§ **Material provided**
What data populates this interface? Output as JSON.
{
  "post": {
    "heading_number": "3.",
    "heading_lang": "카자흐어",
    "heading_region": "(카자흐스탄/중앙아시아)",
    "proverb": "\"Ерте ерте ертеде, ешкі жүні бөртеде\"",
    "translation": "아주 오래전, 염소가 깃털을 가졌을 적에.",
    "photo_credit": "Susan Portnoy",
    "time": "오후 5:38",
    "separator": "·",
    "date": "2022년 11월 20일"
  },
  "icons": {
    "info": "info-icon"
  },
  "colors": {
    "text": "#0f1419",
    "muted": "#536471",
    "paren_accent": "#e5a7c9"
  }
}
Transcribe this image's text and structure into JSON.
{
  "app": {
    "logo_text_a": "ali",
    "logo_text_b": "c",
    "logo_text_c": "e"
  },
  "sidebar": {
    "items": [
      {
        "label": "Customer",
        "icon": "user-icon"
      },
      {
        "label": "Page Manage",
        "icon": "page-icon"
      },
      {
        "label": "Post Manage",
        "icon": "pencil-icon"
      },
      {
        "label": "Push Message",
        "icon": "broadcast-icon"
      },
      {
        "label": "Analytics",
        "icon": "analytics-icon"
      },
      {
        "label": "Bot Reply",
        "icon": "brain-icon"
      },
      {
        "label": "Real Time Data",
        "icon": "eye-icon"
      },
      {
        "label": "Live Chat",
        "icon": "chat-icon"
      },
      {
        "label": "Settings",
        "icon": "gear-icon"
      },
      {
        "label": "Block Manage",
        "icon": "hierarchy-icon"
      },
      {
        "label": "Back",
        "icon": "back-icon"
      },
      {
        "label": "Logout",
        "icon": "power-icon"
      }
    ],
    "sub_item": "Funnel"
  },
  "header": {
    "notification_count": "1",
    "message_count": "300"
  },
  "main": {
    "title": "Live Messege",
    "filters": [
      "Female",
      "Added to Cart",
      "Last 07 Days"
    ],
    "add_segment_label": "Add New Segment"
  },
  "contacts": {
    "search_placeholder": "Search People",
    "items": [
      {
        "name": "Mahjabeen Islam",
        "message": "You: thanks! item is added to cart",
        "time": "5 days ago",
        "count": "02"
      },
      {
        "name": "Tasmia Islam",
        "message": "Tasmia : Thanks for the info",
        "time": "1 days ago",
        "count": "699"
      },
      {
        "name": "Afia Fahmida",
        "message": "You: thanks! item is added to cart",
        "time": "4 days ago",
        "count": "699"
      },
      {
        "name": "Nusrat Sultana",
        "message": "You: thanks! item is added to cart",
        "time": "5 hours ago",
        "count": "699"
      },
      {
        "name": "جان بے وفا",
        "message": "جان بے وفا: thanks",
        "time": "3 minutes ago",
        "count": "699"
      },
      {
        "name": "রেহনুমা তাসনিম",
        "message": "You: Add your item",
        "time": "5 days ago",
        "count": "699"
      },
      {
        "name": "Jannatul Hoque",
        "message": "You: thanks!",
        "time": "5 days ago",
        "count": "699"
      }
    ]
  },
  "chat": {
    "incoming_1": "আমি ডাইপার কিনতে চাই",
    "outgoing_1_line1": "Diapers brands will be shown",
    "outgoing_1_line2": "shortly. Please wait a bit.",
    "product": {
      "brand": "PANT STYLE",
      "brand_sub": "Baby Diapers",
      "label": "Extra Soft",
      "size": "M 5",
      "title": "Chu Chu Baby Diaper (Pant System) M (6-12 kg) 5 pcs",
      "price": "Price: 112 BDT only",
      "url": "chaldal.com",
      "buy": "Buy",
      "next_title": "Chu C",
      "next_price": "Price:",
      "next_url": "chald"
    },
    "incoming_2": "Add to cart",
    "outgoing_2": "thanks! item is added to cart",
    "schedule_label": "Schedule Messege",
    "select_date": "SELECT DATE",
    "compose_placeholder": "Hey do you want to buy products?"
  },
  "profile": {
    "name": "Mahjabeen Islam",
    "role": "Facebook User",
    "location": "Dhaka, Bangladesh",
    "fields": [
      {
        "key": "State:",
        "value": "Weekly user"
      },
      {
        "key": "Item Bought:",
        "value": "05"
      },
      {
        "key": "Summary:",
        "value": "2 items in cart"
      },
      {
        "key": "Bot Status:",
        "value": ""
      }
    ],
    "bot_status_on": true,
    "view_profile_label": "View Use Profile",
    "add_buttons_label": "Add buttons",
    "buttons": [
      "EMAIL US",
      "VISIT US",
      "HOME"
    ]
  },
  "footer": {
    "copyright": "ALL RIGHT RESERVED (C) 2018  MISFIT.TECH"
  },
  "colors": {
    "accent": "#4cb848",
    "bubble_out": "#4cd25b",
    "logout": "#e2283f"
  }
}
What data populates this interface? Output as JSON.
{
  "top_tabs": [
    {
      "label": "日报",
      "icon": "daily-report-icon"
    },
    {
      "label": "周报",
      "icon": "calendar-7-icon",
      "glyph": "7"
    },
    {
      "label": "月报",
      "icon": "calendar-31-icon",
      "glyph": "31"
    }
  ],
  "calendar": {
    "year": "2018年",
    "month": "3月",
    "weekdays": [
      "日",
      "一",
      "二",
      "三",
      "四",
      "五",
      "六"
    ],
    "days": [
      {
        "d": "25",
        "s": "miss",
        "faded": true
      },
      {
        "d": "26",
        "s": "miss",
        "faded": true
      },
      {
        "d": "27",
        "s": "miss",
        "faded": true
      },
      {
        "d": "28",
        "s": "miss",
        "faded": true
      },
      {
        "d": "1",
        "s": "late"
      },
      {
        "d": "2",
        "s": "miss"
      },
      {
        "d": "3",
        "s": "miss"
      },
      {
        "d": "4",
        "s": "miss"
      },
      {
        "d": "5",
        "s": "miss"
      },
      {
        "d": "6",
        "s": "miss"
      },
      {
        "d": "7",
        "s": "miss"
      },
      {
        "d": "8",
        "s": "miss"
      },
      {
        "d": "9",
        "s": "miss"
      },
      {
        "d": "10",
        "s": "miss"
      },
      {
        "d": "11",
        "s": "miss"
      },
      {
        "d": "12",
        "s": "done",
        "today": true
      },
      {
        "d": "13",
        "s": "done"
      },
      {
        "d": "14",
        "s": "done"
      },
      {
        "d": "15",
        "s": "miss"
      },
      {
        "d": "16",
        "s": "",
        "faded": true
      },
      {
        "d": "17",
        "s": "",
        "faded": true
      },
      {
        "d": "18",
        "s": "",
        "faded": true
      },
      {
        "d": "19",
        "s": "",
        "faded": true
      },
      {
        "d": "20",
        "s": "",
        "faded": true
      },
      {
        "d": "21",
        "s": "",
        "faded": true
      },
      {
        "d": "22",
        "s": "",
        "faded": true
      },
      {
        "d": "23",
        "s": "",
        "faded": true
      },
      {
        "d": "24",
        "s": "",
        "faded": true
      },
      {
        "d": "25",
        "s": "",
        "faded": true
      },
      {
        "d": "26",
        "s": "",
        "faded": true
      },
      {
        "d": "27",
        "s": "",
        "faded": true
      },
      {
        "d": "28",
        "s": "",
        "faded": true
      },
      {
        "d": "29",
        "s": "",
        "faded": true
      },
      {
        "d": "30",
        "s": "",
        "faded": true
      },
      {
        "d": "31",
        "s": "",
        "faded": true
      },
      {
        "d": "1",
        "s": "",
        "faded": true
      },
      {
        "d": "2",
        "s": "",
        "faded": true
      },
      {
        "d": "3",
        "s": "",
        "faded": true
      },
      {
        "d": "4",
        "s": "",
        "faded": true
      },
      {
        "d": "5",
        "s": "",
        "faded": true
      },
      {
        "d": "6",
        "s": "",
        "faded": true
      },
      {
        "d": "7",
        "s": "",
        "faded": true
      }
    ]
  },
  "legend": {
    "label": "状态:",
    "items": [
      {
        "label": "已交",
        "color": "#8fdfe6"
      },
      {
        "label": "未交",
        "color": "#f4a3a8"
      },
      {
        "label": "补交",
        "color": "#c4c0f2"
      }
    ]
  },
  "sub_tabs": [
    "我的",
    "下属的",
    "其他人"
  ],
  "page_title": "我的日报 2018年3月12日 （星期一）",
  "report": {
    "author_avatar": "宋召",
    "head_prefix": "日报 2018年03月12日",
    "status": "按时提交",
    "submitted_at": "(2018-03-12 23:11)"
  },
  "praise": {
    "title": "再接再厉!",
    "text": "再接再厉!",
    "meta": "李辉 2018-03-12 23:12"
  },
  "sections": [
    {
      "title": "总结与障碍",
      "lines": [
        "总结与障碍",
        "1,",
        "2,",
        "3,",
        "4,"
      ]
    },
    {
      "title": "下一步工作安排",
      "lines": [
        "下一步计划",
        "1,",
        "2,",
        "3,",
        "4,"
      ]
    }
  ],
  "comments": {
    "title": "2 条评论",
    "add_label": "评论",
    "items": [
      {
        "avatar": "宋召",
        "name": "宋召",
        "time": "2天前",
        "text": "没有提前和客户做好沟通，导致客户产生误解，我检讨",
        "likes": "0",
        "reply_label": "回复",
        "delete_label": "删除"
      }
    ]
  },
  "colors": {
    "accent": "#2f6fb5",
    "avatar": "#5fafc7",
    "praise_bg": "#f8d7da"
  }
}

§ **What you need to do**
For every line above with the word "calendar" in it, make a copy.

§ **Solution to this exercise**
      "icon": "calendar-7-icon",
      "icon": "calendar-31-icon",
  "calendar": {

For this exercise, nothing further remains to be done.